Yesterday I went to see one of the world's oldest and most celebrated illustrated books - the Book of Kells in Trinity College Dublin. If you've never been to see it, now is the perfect time to do so. Not only will you see the book itself in the Old Library building but there is another fine treat in store there.

Perfectly situated in the stunningly beautiful Long Room, 'Upon the Wild Waves' is a fantastic exhibition examining the effect that myths have had on children's books as well as on contemporary culture. 

 

Early children's books and their influence

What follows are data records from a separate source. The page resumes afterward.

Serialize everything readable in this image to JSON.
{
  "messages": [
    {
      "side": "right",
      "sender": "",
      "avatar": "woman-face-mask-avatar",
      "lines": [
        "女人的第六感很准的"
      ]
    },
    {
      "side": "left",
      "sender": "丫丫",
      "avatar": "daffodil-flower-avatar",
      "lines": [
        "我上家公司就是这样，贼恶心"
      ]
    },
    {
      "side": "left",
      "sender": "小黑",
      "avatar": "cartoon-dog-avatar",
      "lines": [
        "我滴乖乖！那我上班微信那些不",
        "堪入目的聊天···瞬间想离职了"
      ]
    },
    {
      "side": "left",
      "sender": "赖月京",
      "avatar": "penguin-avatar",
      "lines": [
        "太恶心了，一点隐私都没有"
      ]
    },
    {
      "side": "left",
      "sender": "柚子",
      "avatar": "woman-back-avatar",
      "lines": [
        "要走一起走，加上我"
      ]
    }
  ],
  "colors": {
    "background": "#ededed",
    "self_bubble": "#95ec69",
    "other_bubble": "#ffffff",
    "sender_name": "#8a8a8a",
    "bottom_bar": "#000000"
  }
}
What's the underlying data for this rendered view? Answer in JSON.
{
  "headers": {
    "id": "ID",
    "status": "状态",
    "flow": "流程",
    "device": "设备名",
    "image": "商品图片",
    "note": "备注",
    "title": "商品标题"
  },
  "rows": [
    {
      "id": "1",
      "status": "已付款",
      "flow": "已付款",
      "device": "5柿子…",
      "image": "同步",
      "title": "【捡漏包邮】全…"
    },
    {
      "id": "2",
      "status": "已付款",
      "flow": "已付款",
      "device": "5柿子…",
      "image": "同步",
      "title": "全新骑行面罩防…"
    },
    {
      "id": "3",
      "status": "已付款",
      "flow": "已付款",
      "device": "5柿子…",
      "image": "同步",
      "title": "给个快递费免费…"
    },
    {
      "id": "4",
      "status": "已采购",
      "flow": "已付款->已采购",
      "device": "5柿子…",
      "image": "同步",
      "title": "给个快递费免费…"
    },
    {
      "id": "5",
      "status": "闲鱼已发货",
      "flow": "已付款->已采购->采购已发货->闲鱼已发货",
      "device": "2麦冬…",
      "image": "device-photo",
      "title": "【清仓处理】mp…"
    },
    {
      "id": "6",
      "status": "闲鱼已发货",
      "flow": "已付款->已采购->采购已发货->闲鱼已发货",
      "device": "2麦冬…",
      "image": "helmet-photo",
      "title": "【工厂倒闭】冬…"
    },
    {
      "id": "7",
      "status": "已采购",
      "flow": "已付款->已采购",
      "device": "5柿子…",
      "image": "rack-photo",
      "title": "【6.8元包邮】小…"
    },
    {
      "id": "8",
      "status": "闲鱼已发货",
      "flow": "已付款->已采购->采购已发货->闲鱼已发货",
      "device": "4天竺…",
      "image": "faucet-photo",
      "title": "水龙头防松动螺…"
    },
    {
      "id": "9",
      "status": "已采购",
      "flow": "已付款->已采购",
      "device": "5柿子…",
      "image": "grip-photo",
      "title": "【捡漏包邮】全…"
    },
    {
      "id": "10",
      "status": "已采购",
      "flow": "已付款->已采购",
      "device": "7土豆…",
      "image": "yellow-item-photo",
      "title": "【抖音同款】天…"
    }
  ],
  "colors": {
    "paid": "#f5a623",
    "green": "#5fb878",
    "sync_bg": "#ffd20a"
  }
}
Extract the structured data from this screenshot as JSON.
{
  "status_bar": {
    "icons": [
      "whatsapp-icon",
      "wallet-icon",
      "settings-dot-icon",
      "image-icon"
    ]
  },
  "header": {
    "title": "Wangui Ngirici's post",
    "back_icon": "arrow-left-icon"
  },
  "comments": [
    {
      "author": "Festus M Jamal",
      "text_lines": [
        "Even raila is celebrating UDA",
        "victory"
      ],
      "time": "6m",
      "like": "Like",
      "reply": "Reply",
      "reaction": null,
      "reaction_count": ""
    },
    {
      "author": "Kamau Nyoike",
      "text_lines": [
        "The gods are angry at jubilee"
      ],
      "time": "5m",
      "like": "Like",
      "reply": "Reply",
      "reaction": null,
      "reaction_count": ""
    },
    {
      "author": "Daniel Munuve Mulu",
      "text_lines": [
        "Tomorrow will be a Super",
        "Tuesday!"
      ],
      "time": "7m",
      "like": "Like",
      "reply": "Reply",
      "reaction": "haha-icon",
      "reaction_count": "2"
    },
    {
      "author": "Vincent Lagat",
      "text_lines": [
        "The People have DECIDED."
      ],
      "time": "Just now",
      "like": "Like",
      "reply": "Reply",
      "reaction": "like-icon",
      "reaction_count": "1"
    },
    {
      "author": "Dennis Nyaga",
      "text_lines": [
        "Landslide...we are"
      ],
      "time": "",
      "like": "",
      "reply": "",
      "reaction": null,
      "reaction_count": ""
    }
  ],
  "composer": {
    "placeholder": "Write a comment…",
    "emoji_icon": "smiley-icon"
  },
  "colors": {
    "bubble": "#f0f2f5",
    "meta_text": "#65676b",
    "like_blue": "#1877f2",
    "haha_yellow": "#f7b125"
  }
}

Early children's literature was heavily influenced by biblical tales. You may be surprised to learn that so too are many classic and contemporary books. CS Lewis and Philip Pullman both used Christian ideas to create their unforgettable worlds in the Narnia books and in His Dark Materials. Even Enid Blyton, best known for her adventure and school stories, took inspiration from the Bible for some of her work. Her book The Strong Giant and Gideon, the Brave Soldier is on display here, but an absolute favourite of mine was The Land of Far Beyond. I must have read it about twenty times (as I did all my favourite books when I was little, oh to have the luxury of time to do that now!), but I wasn't aware at the time that it was a Christian allegory. In fact, I probably wouldn't have read it if I'd known. Terrible, I know, but children do not want to be preached at and it is a constant challenge for contemporary authors and illustrators to instruct and guide children without boring them with sermons.

Lessons taught in a certain way, or by a certain author, can be much more appealing to a child than the original, and this exhibition shows the many ways authors have been successful in this. Interestingly, the exhibition not only displays narratives intending to re-inforce lessons taught by religion or by myths, but it also displays books that have the exact opposite intention – to actually challenge these lessons, so that the reader is presented with an alternative to what was before thought of as 'truth'.

Some texts change one aspect of a story not so much to challenge the central message, but in order for the story to apply to and have resonance with a contemporary audience. An example of this is in the Arthurian section of the exhibition, where the D.C. Comic Camelot 3000 is on display, in which Tristan and Isolde are both women - that one change has a big impact on the story told, but the message in both the original and this retelling is the same: you cannot control with whom you fall in love.

 

Irish myths today

The Irish Myths section shows many different ways in which an author can be inspired by myths, and different ways they can use them to engage and excite younger readers. No Peace for Amelia by Siobhan Parkinson (another favourite of mine) is displayed with a paragraph highlighted where the character imagines herself as 'a modern warrior-woman, like Queen Maeve or Granuaile'. This is historical fiction set during the turbulence of 1916 and Parkinson combines history and myth to create this beautiful patriotic passage. In contrast, Eoin Colfer uses myths in a more playful way by toying with our notion of leprechauns in the hugely popular Artemis Fowl series where they are re-imagined as LEPrecon: Lower Elements Police Reconnaissance division.

 

From Irish Fairy Tales, written by James Stephens and illustrated by Arthur Rackham

 

Fantastic works from classic and contemporary illustrators are on display both in the pages of the books and also hanging in the Long Room: the brilliant PJ Lynch, whose work from The Names Upon the Harp by Marie Heaney is used in all the promotional material for the exhibition, Walter Crane, Maud Gonne, Howard Pyle, Arthur Rackham, Niamh Sharkey, Jack B Yeats, and many more. 

Visit the exhibition if you can – the above is just a selection of what's on offer, but there is so much more also worthy of your time and consideration. The exhibition runs until April 2015. If you can't make it or don't live in Dublin there is an online version to explore.

Warning: there can be big queues so get there early!